Two months after they matched exclusively Matt and Trey traveled to Texas to meet with Harper’s birth parents. To help facilitate, the agency they worked with was also present during their initial meeting. Even with the mediation-like nature of meeting, the chemistry between the parties seemed clear. The couple spent the next few days in Texas with the birth-family when they were surprised with a barbeque. “They had grandparents and parents and sisters and brothers and aunts and uncles and cousins there. There were probably close to 30 people in all, all of whom were excited to welcome us as part of their family!” said Matt. Still reeling with appreciation, the two recount the details of the remarkable and unexpected showing of support.

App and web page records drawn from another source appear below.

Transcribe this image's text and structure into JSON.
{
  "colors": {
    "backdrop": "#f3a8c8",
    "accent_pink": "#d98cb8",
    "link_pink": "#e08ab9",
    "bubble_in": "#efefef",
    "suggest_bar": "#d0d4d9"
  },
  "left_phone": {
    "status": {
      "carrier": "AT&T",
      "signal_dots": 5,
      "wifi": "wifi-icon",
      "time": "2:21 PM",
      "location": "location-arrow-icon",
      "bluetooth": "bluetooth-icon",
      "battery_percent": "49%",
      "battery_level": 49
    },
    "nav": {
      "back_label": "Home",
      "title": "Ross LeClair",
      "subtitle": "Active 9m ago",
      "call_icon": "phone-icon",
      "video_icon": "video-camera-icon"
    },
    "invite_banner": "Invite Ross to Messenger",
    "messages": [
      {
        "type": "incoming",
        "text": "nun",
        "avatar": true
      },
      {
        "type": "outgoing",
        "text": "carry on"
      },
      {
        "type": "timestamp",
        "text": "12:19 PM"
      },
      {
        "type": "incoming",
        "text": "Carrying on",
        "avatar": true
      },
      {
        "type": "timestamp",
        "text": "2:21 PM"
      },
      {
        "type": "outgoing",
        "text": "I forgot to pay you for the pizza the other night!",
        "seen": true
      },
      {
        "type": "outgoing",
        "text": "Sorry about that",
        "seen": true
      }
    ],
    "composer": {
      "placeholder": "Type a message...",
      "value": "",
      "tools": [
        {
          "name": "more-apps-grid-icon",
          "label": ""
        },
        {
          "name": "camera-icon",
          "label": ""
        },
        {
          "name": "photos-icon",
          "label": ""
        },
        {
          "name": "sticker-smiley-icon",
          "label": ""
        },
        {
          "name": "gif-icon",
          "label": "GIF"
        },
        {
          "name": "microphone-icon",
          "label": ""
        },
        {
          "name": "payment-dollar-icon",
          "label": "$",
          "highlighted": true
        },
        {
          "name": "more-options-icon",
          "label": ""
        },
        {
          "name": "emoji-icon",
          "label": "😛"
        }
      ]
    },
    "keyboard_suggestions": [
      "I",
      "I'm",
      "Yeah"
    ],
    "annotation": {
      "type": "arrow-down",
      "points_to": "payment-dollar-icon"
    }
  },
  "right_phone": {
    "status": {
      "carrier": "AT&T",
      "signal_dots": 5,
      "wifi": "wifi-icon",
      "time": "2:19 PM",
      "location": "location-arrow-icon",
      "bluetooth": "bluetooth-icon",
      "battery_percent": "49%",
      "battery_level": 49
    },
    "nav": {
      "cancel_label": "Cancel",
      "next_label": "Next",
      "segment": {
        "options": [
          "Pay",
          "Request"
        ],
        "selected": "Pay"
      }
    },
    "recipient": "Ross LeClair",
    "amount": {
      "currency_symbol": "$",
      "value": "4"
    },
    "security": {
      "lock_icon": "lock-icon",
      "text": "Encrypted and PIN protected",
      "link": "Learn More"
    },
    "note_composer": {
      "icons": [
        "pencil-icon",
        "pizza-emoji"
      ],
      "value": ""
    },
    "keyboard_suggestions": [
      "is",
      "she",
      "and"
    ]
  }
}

Three months after the barbeque, Harper met her dads for the first time. The couple rushed from Tennessee to Texas to meet their new daughter. Matt and Trey’s experience during the 48-hour period following Harper’s birth was tense. It was during this time Harper’s mother could have chosen not to terminate her rights and the entire journey would need to be started again. Matt recounts, still exasperated, “Here we [were], new dads, taking care of a baby in a hotel room with no family around – just the two of us. We had no clue what we were doing and we were completely worried about whether or not she was going to be ours officially.”
Harper’s mom gave no indication that she was not confident in her decision to terminate her rights, but Matt and Trey were also wrangling their own emotions. The closeness to the birth-family, cultivated during their long match, allowed them to see both sides of the situation. “When we got Harper it was so difficult to feel happy or excited with having a new family because it felt like we were tearing another family apart,” explained Matt. Indeed, it was a vulnerable situation whose gravity could not be predicted, only felt in the moment.
A few days after arriving in Texas, worst case scenarios were put to rest when Matt and Trey officially became parents. Of course they felt for Harper’s birth-parents as they signed away their rights; however, both sides were also elated for the potential of Harper’s future and how the parties involved would remain well connected through her.
Matt and Trey are still in consistent contact with Harper’s mom and text on an almost daily basis. They also send photo updates and Facetime with her regularly. It truly feels like an integrated family, right down to the duplicate stuffed foxes Matt and Trey thought to give to both Harper and her birth-mother, so when they send photos of Harper with the fox she has a tangible point of reference and something to help her feel connected.
They are planning a visit to Texas soon to visit the birth-family. While this was a stipulation of open adoption agreement, it is something the couple are thrilled to comply with. Both their parents are hoping to come along too. The grandparents are already connected to Harper’s birth-grandparents over Facebook and love sharing their excitement about Harper. “It really has become an extended family,” says Trey. It does seem clear that everyone involved just wants Harper to feel loved, no matter their connection.
“[For us] there’s nothing negative about adoption,” Trey said with calm conviction when asked about how the pair plan to tackle future conversations about her adoption. They don’t intend to have the adoption conversation with Harper because she will know her birth and adoptive families. A situation that feels like it will come naturally given the connections created. “We feel very lucky for our experience and how it worked out for us. Not everyone has the same kind [of positive experience],” added Matt.